“In Australia there is still a relative yield premium over other Asian cities, so I think there are probably a couple of key drivers,” Heithersay said. “Just the sheer weight of capital trying to find-high quality assets in a stable environment, and Australia does enjoy legal transparency, political stability, long-term growth, and all of those ingredients create an interesting, long-term investment destination.”
Heithersay has managed investments in office assets in Melbourne, Canberra and Sydney on behalf of SC Capital’s core-plus and opportunistic funds, including buying 2 Elizabeth Plaza in North Sydney from BlackRock last year. After his firm began this year with five completely vacant office buildings undergoing refurbishment, two of the buildings are now 100 percent full and another two are 65 percent occupied.
“I think you just have to adapt to the market situation, hit the mark on incentives — speculative fit-outs to the smaller tenants have been extremely attractive,” Heithersay said. “So you really just have to be adaptive to the market conditions and the demand is there.”
Pandemic’s End in Sight
Fergal Harris, who leads capital markets for JLL Australia, echoed Heithersay’s appraisal of the commonwealth as an attractive market for Asia-based investors, particularly mid-sized players.

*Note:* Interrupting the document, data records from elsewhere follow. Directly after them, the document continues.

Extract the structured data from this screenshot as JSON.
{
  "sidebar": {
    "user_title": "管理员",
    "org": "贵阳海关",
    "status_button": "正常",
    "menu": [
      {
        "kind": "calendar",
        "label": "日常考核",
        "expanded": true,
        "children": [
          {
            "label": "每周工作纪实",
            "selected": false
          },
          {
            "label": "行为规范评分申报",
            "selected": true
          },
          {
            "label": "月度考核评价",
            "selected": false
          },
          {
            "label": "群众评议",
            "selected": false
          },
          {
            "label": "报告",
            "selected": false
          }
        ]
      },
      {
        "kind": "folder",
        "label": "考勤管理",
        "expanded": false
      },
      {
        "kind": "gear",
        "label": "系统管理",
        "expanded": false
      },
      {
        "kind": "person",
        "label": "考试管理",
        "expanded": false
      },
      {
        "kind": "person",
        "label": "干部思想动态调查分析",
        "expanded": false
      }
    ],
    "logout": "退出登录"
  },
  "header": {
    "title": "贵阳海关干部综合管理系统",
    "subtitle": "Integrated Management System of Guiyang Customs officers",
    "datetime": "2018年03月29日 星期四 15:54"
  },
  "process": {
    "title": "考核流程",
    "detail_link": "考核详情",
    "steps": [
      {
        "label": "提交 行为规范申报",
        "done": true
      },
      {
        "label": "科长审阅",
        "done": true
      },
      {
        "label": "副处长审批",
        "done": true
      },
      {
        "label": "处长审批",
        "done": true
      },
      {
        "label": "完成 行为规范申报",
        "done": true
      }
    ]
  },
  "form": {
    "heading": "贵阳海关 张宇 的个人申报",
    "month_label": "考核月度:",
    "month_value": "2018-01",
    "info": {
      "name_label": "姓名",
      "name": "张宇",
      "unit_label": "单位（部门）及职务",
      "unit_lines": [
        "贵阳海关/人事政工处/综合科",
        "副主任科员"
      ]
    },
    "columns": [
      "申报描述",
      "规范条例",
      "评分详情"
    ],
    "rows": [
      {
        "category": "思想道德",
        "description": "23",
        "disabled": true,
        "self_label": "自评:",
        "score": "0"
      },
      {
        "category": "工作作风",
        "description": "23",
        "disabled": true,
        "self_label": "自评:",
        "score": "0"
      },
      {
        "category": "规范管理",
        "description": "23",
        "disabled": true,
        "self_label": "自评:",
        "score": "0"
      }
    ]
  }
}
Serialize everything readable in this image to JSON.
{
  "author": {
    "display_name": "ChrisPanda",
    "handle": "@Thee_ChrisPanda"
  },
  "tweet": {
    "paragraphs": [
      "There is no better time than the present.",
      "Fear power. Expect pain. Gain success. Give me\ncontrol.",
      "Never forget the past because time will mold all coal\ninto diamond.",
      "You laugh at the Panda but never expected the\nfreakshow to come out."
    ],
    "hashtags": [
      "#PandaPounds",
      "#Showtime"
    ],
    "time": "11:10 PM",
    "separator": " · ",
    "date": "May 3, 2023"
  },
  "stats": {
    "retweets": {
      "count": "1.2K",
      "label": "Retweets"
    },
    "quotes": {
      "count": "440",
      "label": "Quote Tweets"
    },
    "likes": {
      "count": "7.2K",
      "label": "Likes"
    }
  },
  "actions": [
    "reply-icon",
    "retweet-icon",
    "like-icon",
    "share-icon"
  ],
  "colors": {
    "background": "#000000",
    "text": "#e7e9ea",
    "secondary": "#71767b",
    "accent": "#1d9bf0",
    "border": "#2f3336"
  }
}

“It’s easier for Asian capital to come in and transact in around A$200 to A$300 million, where in previous years of volume in the CBD (asset prices) would have been going north of that,” Harris said in comparing investment during the pandemic to previous years, when assets were achieving higher pricepoints. He added that, “So we think that trend continues, and we think that that is clearly very attractive for global capital looking at that arbitrage between yield and the risk-free rate on top of the low cost of debt capital.”
Investors dealing with JLL are starting to look past COVID with the conviction that the crisis will end soon. “It went on obviously longer than we anticipated, but with the borders opening on the first of November to international arrivals, internal borders opening shortly thereafter, I think we’re starting to see the confidence return,” Harris said.
Resurgent confidence is music to the ears of David Scalzo, whose Perri Projects has built developments including Bennetts Lane, a 12,000 square metre (129,167 square foot) office-retail complex in Melbourne’s CBD set for completion next year.
“There’s no doubt, from a development perspective, the future of office is going to be a little bit different in terms of new products or will be a repositioned product from what it has been,” the managing director said. “I think there’s going to be a very segmented market, it’s very hard to generalise. There will always be a very deep market for the sort of things that are large in scale, triple-A locations, long-term leases and secure covenants. And they’re very hard to develop, but I think there are opportunities for some of the Asian investors.”
New Economy in Focus
Mingtiandi’s Office Strategies Forum concludes on 2 November with a one-hour session on Assets for Asia’s New Economy. Scheduled speakers include Tim Graham, head of capital strategies for Asia Pacific at JLL; Terence Seah, director and head of Hong Kong, Singapore and Shenzhen for global design firm Benoy; and Augustine Chin, a director with Swiss private equity fund manager Asia Green Real Estate.
The panel will discuss how the rise of the tech industry is reshaping office markets in Asia Pacific. MTD TV picks up again in late November with the Property Innovation Forum, where Mingtiandi will announce the results of its survey of property professionals in the region and reveal how developers and investors are implementing new systems.
Beatrice Laforga provided reporting for this story.